INPUT DATA START

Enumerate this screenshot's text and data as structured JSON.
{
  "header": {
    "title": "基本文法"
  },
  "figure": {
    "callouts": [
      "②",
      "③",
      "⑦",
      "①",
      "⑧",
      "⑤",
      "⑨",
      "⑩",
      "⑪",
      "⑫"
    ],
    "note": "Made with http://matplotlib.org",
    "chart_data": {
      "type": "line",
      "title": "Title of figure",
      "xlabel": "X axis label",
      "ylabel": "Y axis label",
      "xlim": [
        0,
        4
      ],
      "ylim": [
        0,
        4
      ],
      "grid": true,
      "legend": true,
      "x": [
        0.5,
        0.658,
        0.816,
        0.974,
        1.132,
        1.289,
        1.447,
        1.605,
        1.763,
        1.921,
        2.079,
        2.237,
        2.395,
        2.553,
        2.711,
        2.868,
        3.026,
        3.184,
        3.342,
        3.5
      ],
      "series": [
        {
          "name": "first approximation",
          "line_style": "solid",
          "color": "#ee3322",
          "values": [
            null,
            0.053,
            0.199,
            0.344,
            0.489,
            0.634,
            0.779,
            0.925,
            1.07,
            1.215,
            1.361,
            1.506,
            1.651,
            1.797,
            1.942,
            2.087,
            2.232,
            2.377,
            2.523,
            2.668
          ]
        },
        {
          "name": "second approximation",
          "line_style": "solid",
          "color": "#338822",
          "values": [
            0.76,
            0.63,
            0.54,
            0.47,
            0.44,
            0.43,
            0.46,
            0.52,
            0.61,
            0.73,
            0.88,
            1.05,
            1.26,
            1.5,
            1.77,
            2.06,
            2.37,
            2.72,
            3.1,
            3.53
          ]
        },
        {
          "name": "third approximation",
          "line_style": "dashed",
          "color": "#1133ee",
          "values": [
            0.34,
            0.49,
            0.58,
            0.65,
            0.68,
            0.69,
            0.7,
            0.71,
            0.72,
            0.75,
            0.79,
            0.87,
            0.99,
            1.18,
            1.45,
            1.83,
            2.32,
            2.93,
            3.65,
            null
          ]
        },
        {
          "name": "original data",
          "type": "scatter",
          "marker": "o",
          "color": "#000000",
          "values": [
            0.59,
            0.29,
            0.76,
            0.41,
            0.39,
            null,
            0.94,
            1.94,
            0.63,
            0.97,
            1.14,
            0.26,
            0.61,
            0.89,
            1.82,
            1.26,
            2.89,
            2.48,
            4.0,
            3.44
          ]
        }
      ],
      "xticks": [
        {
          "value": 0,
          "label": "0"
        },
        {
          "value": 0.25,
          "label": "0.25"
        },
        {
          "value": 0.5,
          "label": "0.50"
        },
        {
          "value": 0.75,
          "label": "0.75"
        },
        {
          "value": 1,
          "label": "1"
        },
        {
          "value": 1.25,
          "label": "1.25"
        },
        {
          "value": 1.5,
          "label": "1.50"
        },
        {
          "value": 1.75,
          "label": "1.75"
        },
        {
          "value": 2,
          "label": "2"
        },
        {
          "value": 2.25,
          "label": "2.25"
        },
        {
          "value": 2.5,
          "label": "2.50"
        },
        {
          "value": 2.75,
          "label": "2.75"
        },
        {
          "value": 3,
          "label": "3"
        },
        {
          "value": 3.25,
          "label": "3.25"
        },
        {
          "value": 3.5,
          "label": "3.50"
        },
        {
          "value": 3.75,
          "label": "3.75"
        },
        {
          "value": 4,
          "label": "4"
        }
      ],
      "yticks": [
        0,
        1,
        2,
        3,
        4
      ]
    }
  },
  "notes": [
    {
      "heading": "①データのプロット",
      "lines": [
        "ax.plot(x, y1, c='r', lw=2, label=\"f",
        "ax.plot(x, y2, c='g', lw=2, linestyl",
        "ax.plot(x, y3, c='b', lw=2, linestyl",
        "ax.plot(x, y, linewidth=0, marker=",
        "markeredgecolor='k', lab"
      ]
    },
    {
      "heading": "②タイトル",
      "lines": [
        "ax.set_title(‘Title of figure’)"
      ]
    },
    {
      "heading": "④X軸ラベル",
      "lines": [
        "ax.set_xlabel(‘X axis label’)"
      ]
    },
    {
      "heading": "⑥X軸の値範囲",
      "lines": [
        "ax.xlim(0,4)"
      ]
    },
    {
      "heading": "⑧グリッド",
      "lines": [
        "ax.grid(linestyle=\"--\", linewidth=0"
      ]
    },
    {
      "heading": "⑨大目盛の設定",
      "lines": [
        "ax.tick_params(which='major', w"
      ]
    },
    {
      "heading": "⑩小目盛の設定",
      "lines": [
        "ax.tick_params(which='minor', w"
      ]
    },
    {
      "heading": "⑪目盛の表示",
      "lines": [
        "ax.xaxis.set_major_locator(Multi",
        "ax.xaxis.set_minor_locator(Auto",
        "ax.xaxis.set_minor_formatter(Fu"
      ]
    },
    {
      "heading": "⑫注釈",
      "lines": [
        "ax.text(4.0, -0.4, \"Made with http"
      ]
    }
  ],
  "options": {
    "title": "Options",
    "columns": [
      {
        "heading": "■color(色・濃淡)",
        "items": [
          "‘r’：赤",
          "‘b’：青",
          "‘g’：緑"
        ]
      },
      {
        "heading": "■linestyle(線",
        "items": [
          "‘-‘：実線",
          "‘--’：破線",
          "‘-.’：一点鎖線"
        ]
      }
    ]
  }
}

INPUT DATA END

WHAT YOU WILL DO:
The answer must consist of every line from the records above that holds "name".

RESULT FOR THIS EXERCISE:
          "name": "first approximation",
          "name": "second approximation",
          "name": "third approximation",
          "name": "original data",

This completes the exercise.